Component data from apps and pages:
_ _ _
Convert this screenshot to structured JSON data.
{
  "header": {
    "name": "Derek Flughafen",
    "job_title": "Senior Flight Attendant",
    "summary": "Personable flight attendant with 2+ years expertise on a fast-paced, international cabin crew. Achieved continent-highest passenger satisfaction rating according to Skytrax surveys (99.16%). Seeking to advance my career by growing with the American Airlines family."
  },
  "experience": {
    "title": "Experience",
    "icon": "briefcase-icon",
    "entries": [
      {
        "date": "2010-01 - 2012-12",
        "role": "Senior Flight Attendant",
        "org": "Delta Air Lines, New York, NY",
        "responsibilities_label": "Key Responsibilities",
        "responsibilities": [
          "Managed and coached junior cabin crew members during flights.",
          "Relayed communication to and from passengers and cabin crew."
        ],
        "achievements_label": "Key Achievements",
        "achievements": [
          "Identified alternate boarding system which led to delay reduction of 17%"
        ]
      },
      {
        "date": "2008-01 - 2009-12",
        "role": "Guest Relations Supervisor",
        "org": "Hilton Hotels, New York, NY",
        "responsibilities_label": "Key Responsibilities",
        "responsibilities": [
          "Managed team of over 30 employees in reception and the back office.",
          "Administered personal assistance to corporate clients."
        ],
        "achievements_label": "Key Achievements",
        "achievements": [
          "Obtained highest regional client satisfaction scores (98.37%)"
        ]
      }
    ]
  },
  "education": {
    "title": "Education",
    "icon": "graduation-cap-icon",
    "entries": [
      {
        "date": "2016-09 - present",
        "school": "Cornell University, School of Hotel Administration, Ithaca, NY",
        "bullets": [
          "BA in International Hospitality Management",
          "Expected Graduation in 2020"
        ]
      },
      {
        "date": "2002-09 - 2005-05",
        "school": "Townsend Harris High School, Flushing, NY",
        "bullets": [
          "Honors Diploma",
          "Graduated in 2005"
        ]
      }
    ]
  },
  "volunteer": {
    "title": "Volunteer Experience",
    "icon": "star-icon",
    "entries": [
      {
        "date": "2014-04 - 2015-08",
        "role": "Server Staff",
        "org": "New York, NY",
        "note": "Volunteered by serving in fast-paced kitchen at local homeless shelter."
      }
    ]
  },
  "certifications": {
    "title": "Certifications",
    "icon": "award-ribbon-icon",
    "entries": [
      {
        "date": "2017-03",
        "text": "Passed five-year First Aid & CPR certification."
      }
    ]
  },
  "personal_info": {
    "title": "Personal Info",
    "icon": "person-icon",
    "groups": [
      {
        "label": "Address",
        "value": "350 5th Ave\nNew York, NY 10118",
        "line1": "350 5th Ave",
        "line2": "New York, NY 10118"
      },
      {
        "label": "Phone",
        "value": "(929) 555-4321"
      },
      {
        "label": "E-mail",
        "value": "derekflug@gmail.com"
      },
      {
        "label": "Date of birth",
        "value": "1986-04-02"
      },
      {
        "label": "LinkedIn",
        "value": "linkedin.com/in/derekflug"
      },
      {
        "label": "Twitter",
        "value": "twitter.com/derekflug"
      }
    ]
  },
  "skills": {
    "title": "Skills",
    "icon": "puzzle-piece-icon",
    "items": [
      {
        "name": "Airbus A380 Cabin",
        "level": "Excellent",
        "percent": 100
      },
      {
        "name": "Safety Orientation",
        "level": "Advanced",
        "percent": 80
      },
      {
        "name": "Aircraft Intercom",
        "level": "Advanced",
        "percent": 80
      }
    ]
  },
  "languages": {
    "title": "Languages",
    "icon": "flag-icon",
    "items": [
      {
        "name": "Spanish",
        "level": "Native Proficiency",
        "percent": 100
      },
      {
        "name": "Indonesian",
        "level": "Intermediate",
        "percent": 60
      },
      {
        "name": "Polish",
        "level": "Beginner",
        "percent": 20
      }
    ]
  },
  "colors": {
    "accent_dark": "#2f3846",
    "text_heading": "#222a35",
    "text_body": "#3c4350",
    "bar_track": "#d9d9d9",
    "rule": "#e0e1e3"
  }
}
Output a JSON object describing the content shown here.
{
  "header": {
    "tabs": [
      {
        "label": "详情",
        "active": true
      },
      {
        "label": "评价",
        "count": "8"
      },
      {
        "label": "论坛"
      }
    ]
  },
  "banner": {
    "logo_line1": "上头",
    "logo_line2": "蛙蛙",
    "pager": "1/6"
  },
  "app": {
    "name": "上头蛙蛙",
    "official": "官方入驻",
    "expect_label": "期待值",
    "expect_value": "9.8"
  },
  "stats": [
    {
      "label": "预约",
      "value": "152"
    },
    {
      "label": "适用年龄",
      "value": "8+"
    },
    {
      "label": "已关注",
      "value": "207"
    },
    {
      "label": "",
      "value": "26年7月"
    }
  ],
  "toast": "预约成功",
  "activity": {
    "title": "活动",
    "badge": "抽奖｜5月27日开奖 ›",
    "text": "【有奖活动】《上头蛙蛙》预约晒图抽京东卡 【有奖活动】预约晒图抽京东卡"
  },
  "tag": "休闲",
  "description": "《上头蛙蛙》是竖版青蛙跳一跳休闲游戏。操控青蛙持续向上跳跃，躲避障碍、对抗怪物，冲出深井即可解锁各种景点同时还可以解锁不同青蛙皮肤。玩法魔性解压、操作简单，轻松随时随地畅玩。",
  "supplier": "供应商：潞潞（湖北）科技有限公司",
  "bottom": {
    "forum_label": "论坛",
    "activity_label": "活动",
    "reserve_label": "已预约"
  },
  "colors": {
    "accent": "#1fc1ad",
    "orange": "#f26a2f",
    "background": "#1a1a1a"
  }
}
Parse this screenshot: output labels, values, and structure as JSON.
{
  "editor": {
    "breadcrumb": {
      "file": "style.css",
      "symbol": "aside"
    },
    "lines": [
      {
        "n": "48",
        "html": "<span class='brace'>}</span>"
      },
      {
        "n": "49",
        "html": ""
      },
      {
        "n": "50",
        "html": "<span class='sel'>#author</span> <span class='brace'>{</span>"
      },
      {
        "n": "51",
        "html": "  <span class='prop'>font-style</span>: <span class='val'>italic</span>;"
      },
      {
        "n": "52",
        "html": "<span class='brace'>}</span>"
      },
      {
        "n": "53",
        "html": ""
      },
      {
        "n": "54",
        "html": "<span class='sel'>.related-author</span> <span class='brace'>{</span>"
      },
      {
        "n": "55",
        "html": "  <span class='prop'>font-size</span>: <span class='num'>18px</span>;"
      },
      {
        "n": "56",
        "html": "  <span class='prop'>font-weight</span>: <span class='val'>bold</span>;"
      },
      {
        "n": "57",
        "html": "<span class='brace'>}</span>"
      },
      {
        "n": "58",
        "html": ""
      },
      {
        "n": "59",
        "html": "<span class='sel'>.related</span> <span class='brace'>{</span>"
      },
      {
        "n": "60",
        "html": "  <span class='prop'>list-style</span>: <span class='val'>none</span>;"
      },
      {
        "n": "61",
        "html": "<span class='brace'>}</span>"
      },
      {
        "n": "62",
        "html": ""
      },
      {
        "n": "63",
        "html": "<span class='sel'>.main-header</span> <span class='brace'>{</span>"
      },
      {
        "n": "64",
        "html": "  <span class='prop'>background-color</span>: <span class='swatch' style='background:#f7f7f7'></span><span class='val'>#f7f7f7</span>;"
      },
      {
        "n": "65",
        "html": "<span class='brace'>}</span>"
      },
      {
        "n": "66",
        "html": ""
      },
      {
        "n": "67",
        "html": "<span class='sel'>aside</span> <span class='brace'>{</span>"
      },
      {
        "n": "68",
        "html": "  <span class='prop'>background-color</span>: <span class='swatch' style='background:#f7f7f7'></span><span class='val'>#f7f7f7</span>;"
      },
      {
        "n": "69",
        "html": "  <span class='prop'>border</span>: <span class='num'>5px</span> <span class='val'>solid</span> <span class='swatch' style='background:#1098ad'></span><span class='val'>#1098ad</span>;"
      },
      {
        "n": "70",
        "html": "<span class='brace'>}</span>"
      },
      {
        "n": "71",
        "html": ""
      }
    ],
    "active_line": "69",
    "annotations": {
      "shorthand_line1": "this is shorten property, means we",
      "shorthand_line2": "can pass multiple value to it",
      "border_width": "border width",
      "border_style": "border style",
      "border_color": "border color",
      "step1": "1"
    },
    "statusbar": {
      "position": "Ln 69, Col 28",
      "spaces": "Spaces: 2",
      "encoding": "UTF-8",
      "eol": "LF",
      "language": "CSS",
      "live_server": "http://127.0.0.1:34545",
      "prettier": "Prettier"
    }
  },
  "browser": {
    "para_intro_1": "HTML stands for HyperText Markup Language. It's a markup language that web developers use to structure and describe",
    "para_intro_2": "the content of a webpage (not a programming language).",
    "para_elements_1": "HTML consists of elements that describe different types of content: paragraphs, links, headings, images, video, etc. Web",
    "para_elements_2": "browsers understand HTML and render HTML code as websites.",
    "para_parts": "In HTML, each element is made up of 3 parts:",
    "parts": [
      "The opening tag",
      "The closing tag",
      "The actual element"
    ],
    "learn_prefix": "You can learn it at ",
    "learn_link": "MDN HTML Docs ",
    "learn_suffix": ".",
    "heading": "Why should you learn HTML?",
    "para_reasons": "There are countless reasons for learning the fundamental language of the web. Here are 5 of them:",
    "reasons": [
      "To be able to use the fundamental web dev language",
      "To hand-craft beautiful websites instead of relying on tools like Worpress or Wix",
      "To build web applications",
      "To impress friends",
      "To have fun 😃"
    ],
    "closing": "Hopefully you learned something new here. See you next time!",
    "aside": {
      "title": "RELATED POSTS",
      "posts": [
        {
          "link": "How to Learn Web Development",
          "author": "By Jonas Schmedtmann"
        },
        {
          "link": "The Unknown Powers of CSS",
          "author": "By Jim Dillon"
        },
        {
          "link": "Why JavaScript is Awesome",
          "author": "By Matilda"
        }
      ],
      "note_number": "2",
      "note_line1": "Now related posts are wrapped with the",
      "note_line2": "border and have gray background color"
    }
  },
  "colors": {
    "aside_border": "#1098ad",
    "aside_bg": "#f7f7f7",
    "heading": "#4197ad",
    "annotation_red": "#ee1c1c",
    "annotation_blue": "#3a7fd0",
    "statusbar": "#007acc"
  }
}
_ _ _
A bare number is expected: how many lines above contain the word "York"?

REPLY: 5